But that’s the platform of the Blairite right, which is held to be sound and good because it shows they are ‘responsible’ and appeals to the bigoted and vindictive swing voters they wish to court.

Quite often they’ve suspended or purged someone, without giving them any details at all of the offense that was supposed to damage the party’s reputation. And sometimes when they do, it’s wrong, and they show themselves to be just seeking any old excuse to throw a Corbyn supporter out. Yesterday I posted about another piece put up by Mike, about the suspension of John MacDonald from the party. Mr MacDonald was suspended because of a message he had posted on social media. But he hadn’t posted any message on the date they alleged. He had, however, the day after urged people to vote for Jeremy Corbyn, as he (MacDonald) and Cath Atlee were the last surviving relatives of the great man.

I might be doing Watson an injustice, but I don’t think so. This looks to me like what Mike said it is – a phishing expedition, so Watson can throw out a few more lefties.

SNP’s Mary Black’s Arguments against Trident

September 11, 2016

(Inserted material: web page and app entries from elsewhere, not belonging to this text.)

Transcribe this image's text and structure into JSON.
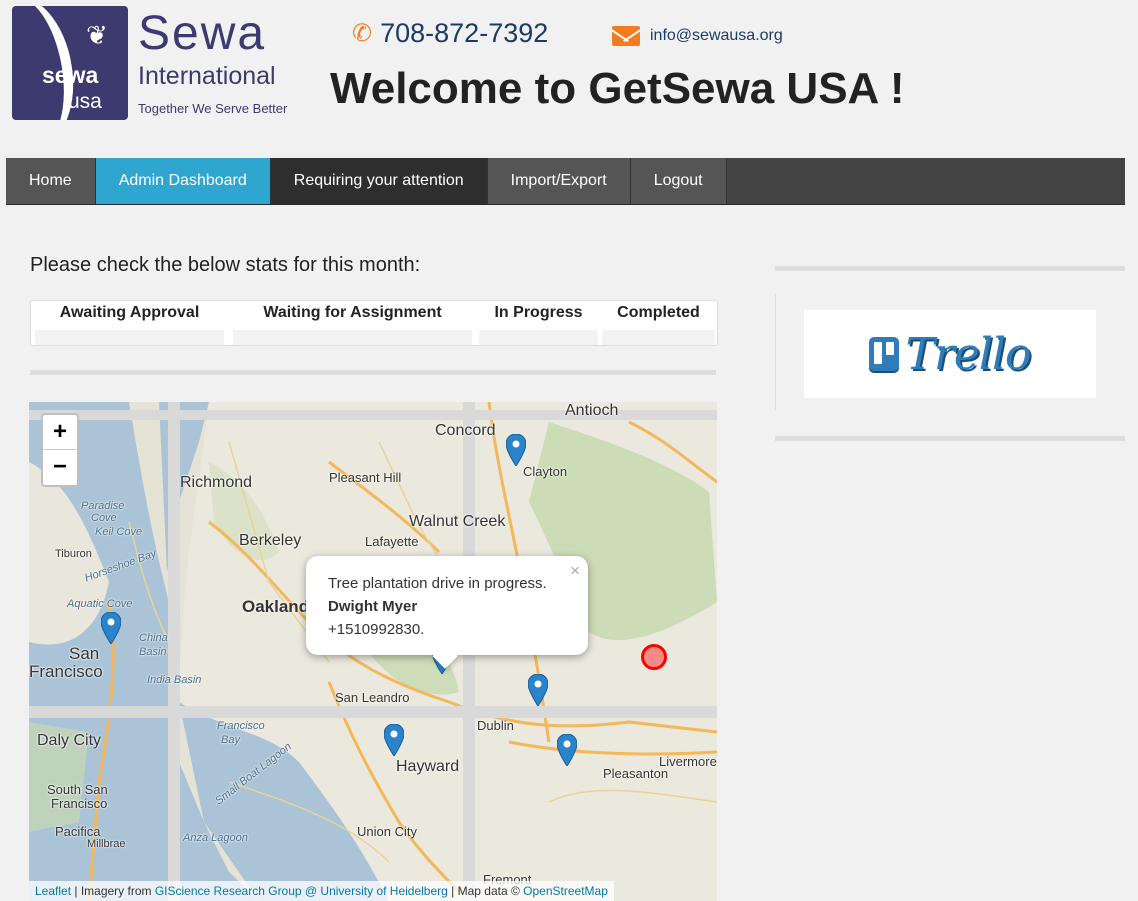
{
  "header": {
    "logo": {
      "word1": "sewa",
      "word2": "usa",
      "title": "Sewa",
      "subtitle": "International",
      "tagline": "Together We Serve Better"
    },
    "phone": "708-872-7392",
    "email": "info@sewausa.org",
    "welcome": "Welcome to GetSewa USA !"
  },
  "nav": {
    "items": [
      {
        "label": "Home"
      },
      {
        "label": "Admin Dashboard"
      },
      {
        "label": "Requiring your attention"
      },
      {
        "label": "Import/Export"
      },
      {
        "label": "Logout"
      }
    ]
  },
  "stats": {
    "heading": "Please check the below stats for this month:",
    "columns": [
      "Awaiting Approval",
      "Waiting for Assignment",
      "In Progress",
      "Completed"
    ]
  },
  "sidebar": {
    "trello_text": "Trello"
  },
  "map": {
    "zoom_in": "+",
    "zoom_out": "−",
    "labels": {
      "richmond": "Richmond",
      "concord": "Concord",
      "antioch": "Antioch",
      "clayton": "Clayton",
      "pleasant_hill": "Pleasant Hill",
      "walnut_creek": "Walnut Creek",
      "lafayette": "Lafayette",
      "berkeley": "Berkeley",
      "oakland": "Oakland",
      "san_francisco_1": "San",
      "san_francisco_2": "Francisco",
      "san_leandro": "San Leandro",
      "daly_city": "Daly City",
      "south_sf_1": "South San",
      "south_sf_2": "Francisco",
      "hayward": "Hayward",
      "union_city": "Union City",
      "dublin": "Dublin",
      "pleasanton": "Pleasanton",
      "livermore": "Livermore",
      "fremont": "Fremont",
      "pacifica": "Pacifica",
      "millbrae": "Millbrae",
      "tiburon": "Tiburon",
      "paradise_cove_1": "Paradise",
      "paradise_cove_2": "Cove",
      "keil_cove": "Keil Cove",
      "horseshoe_bay": "Horseshoe Bay",
      "aquatic_cove": "Aquatic Cove",
      "china_basin_1": "China",
      "china_basin_2": "Basin",
      "india_basin": "India Basin",
      "sf_bay_1": "Francisco",
      "sf_bay_2": "Bay",
      "small_boat_lagoon": "Small Boat Lagoon",
      "anza_lagoon": "Anza Lagoon"
    },
    "popup": {
      "close": "×",
      "line1": "Tree plantation drive in progress.",
      "name": "Dwight Myer",
      "phone": "+1510992830."
    },
    "attribution": {
      "leaflet": "Leaflet",
      "imagery_prefix": " | Imagery from ",
      "imagery_link": "GIScience Research Group @ University of Heidelberg",
      "data_prefix": " | Map data © ",
      "data_link": "OpenStreetMap"
    }
  }
}
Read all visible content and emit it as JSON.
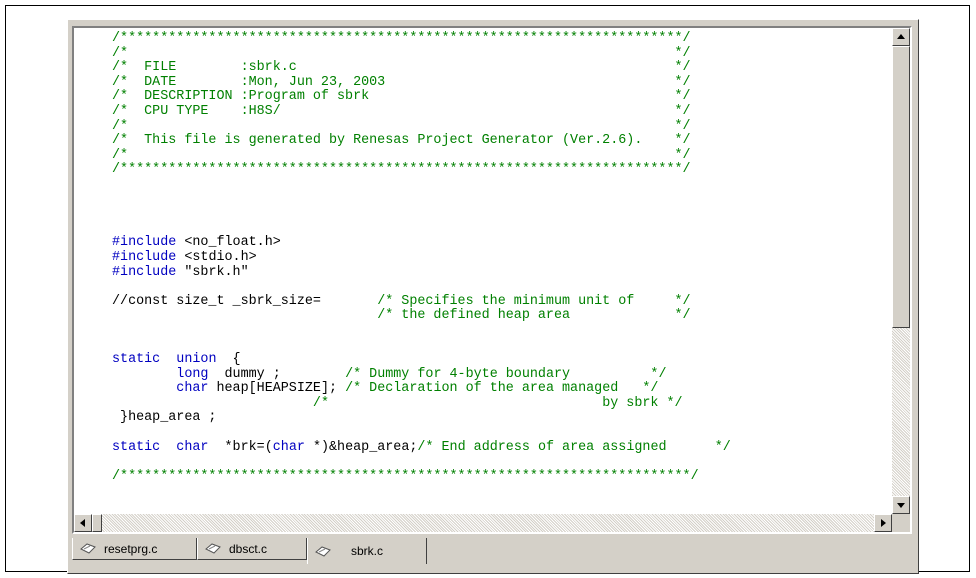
{
  "editor": {
    "lines": [
      [
        {
          "t": "/**********************************************************************/",
          "c": "c"
        }
      ],
      [
        {
          "t": "/*                                                                    */",
          "c": "c"
        }
      ],
      [
        {
          "t": "/*  FILE        :sbrk.c                                               */",
          "c": "c"
        }
      ],
      [
        {
          "t": "/*  DATE        :Mon, Jun 23, 2003                                    */",
          "c": "c"
        }
      ],
      [
        {
          "t": "/*  DESCRIPTION :Program of sbrk                                      */",
          "c": "c"
        }
      ],
      [
        {
          "t": "/*  CPU TYPE    :H8S/                                                 */",
          "c": "c"
        }
      ],
      [
        {
          "t": "/*                                                                    */",
          "c": "c"
        }
      ],
      [
        {
          "t": "/*  This file is generated by Renesas Project Generator (Ver.2.6).    */",
          "c": "c"
        }
      ],
      [
        {
          "t": "/*                                                                    */",
          "c": "c"
        }
      ],
      [
        {
          "t": "/**********************************************************************/",
          "c": "c"
        }
      ],
      [],
      [],
      [],
      [],
      [
        {
          "t": "#include",
          "c": "p"
        },
        {
          "t": " <no_float.h>",
          "c": ""
        }
      ],
      [
        {
          "t": "#include",
          "c": "p"
        },
        {
          "t": " <stdio.h>",
          "c": ""
        }
      ],
      [
        {
          "t": "#include",
          "c": "p"
        },
        {
          "t": " \"sbrk.h\"",
          "c": ""
        }
      ],
      [],
      [
        {
          "t": "//const size_t _sbrk_size=       ",
          "c": ""
        },
        {
          "t": "/* Specifies the minimum unit of     */",
          "c": "c"
        }
      ],
      [
        {
          "t": "                                 ",
          "c": ""
        },
        {
          "t": "/* the defined heap area             */",
          "c": "c"
        }
      ],
      [],
      [],
      [
        {
          "t": "static",
          "c": "k"
        },
        {
          "t": "  ",
          "c": ""
        },
        {
          "t": "union",
          "c": "k"
        },
        {
          "t": "  {",
          "c": ""
        }
      ],
      [
        {
          "t": "        ",
          "c": ""
        },
        {
          "t": "long",
          "c": "k"
        },
        {
          "t": "  dummy ;        ",
          "c": ""
        },
        {
          "t": "/* Dummy for 4-byte boundary          */",
          "c": "c"
        }
      ],
      [
        {
          "t": "        ",
          "c": ""
        },
        {
          "t": "char",
          "c": "k"
        },
        {
          "t": " heap[HEAPSIZE]; ",
          "c": ""
        },
        {
          "t": "/* Declaration of the area managed   */",
          "c": "c"
        }
      ],
      [
        {
          "t": "                         ",
          "c": ""
        },
        {
          "t": "/*                                  by sbrk */",
          "c": "c"
        }
      ],
      [
        {
          "t": " }heap_area ;",
          "c": ""
        }
      ],
      [],
      [
        {
          "t": "static",
          "c": "k"
        },
        {
          "t": "  ",
          "c": ""
        },
        {
          "t": "char",
          "c": "k"
        },
        {
          "t": "  *brk=(",
          "c": ""
        },
        {
          "t": "char",
          "c": "k"
        },
        {
          "t": " *)&heap_area;",
          "c": ""
        },
        {
          "t": "/* End address of area assigned      */",
          "c": "c"
        }
      ],
      [],
      [
        {
          "t": "/***********************************************************************/",
          "c": "c"
        }
      ]
    ]
  },
  "tabs": [
    {
      "label": "resetprg.c",
      "icon": "c-file-icon",
      "active": false
    },
    {
      "label": "dbsct.c",
      "icon": "c-file-icon",
      "active": false
    },
    {
      "label": "sbrk.c",
      "icon": "c-file-icon",
      "active": true
    }
  ],
  "colors": {
    "comment": "#008000",
    "keyword": "#0000c0",
    "text": "#000000",
    "chrome": "#d4d0c8"
  }
}
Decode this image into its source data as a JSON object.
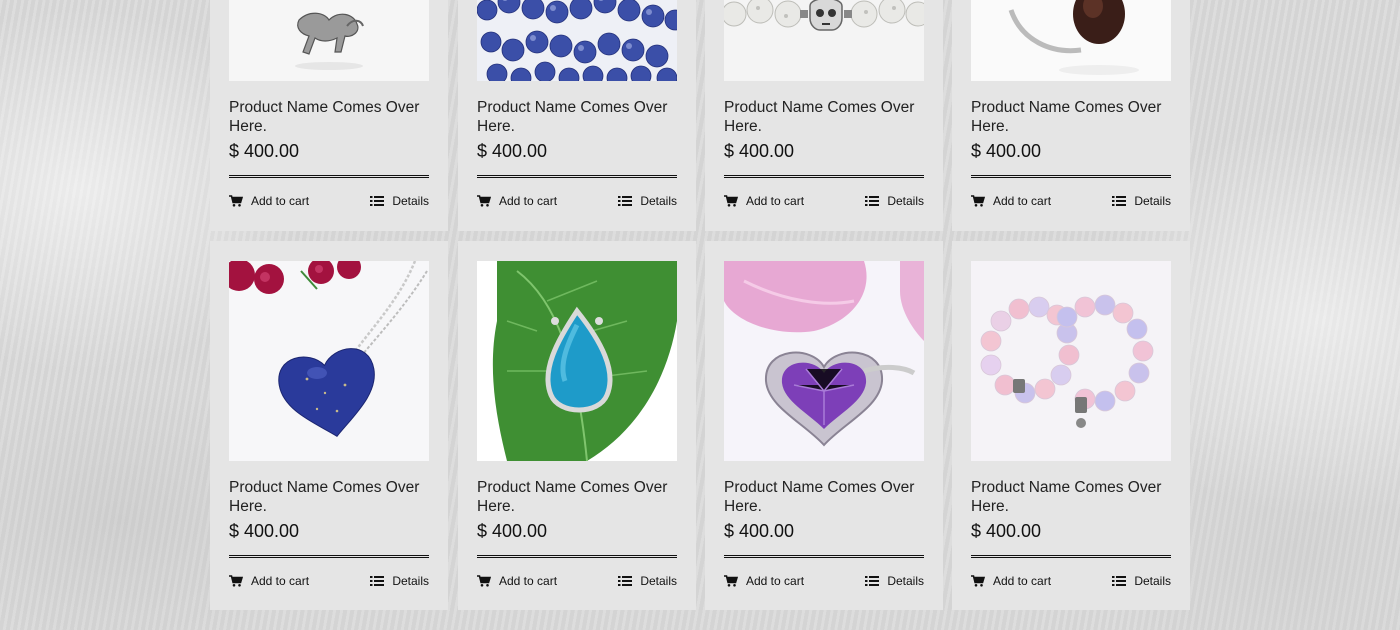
{
  "products": [
    {
      "name": "Product Name Comes Over Here.",
      "price": "$ 400.00",
      "add_to_cart": "Add to cart",
      "details": "Details",
      "image": "silver-horse-pendant"
    },
    {
      "name": "Product Name Comes Over Here.",
      "price": "$ 400.00",
      "add_to_cart": "Add to cart",
      "details": "Details",
      "image": "blue-bead-bracelet"
    },
    {
      "name": "Product Name Comes Over Here.",
      "price": "$ 400.00",
      "add_to_cart": "Add to cart",
      "details": "Details",
      "image": "skull-bead-bracelet"
    },
    {
      "name": "Product Name Comes Over Here.",
      "price": "$ 400.00",
      "add_to_cart": "Add to cart",
      "details": "Details",
      "image": "smoky-quartz-ring"
    },
    {
      "name": "Product Name Comes Over Here.",
      "price": "$ 400.00",
      "add_to_cart": "Add to cart",
      "details": "Details",
      "image": "lapis-heart-pendant"
    },
    {
      "name": "Product Name Comes Over Here.",
      "price": "$ 400.00",
      "add_to_cart": "Add to cart",
      "details": "Details",
      "image": "turquoise-ring-on-leaf"
    },
    {
      "name": "Product Name Comes Over Here.",
      "price": "$ 400.00",
      "add_to_cart": "Add to cart",
      "details": "Details",
      "image": "amethyst-heart-ring"
    },
    {
      "name": "Product Name Comes Over Here.",
      "price": "$ 400.00",
      "add_to_cart": "Add to cart",
      "details": "Details",
      "image": "pink-lavender-bead-bracelets"
    }
  ],
  "icons": {
    "cart": "cart-icon",
    "details": "list-icon"
  },
  "colors": {
    "card_bg": "#e5e5e5",
    "text": "#111111",
    "page_bg": "#d9d9d9"
  }
}
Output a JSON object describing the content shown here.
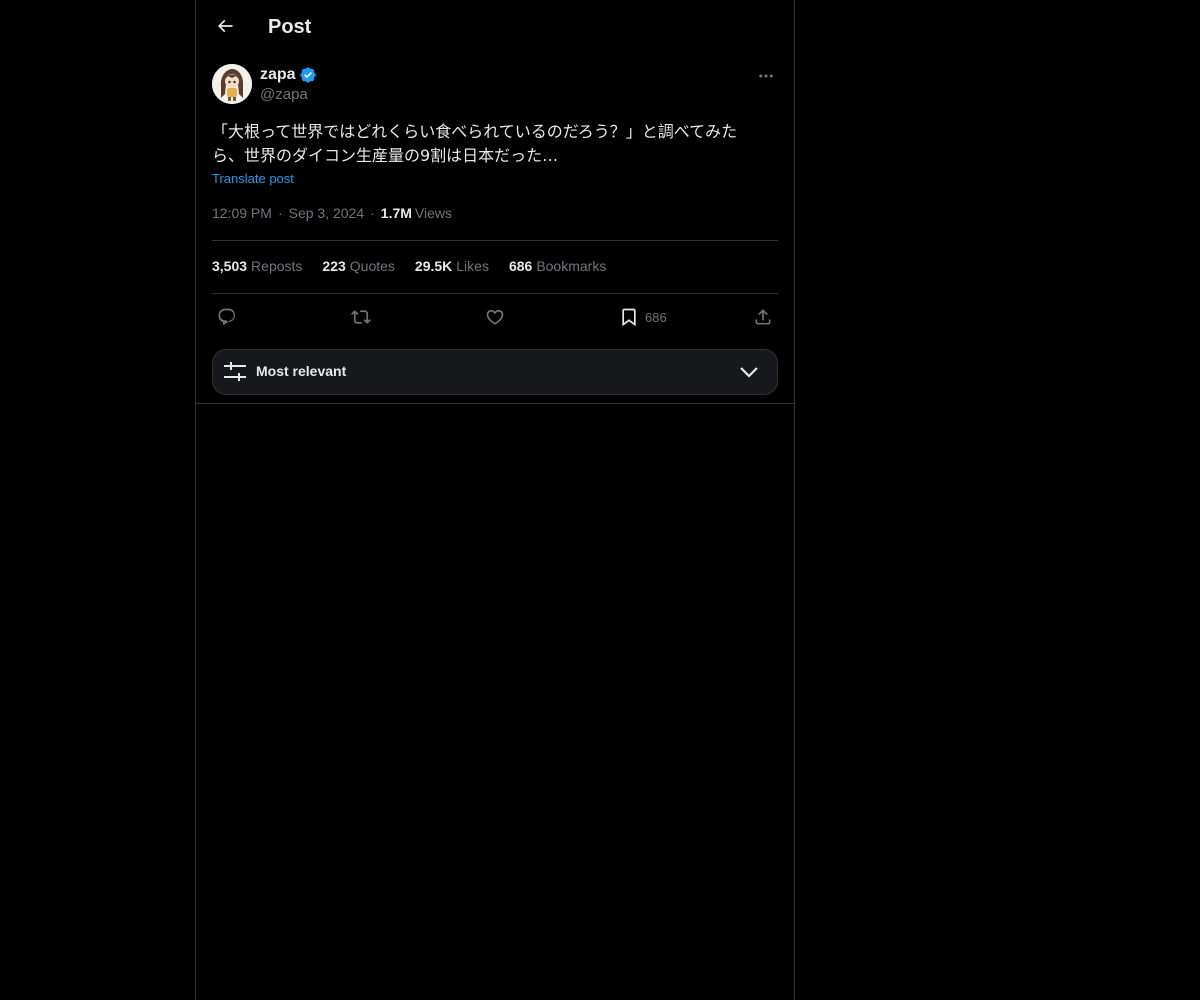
{
  "header": {
    "title": "Post"
  },
  "post": {
    "author": {
      "name": "zapa",
      "handle": "@zapa",
      "verified": true
    },
    "text_line1": "「大根って世界ではどれくらい食べられているのだろう？」と調べてみた",
    "text_line2": "ら、世界のダイコン生産量の9割は日本だった…",
    "translate_label": "Translate post",
    "time": "12:09 PM",
    "date": "Sep 3, 2024",
    "views_count": "1.7M",
    "views_label": "Views",
    "separator": "·"
  },
  "stats": {
    "reposts_count": "3,503",
    "reposts_label": "Reposts",
    "quotes_count": "223",
    "quotes_label": "Quotes",
    "likes_count": "29.5K",
    "likes_label": "Likes",
    "bookmarks_count": "686",
    "bookmarks_label": "Bookmarks"
  },
  "actions": {
    "bookmark_count": "686"
  },
  "sort": {
    "label": "Most relevant"
  },
  "colors": {
    "background": "#000000",
    "text": "#e7e9ea",
    "muted": "#71767b",
    "accent": "#1d9bf0",
    "border": "#2f3336"
  },
  "icons": [
    "back-arrow-icon",
    "verified-badge-icon",
    "more-icon",
    "reply-icon",
    "repost-icon",
    "like-icon",
    "bookmark-icon",
    "share-icon",
    "sliders-icon",
    "chevron-down-icon"
  ]
}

This is another excellent short video I found on YouTube, this time of the SNP’s Mhairi Black arguing against Trident in parliament. She rebuts the claim that the SNP are against it for purely idealistic reasons. She instead argues that there’s no point to having Trident, as Britain has a policy of not being the first to use nuclear weapons. If Britain is not the first to use them, then it means that everyone’s dead anyway from the enemy’s strike against us. She states clearly that she isn’t worried about our weapons heading towards the enemy, but towards the missiles heading towards us. She also states that the three major threats to Britain, according to the security authorities, are: 1) international terrorism; 2) climate change, and 3) cybercrime. The video concludes with her asking what terrorist attacks our possession of nuclear weapons has deterred?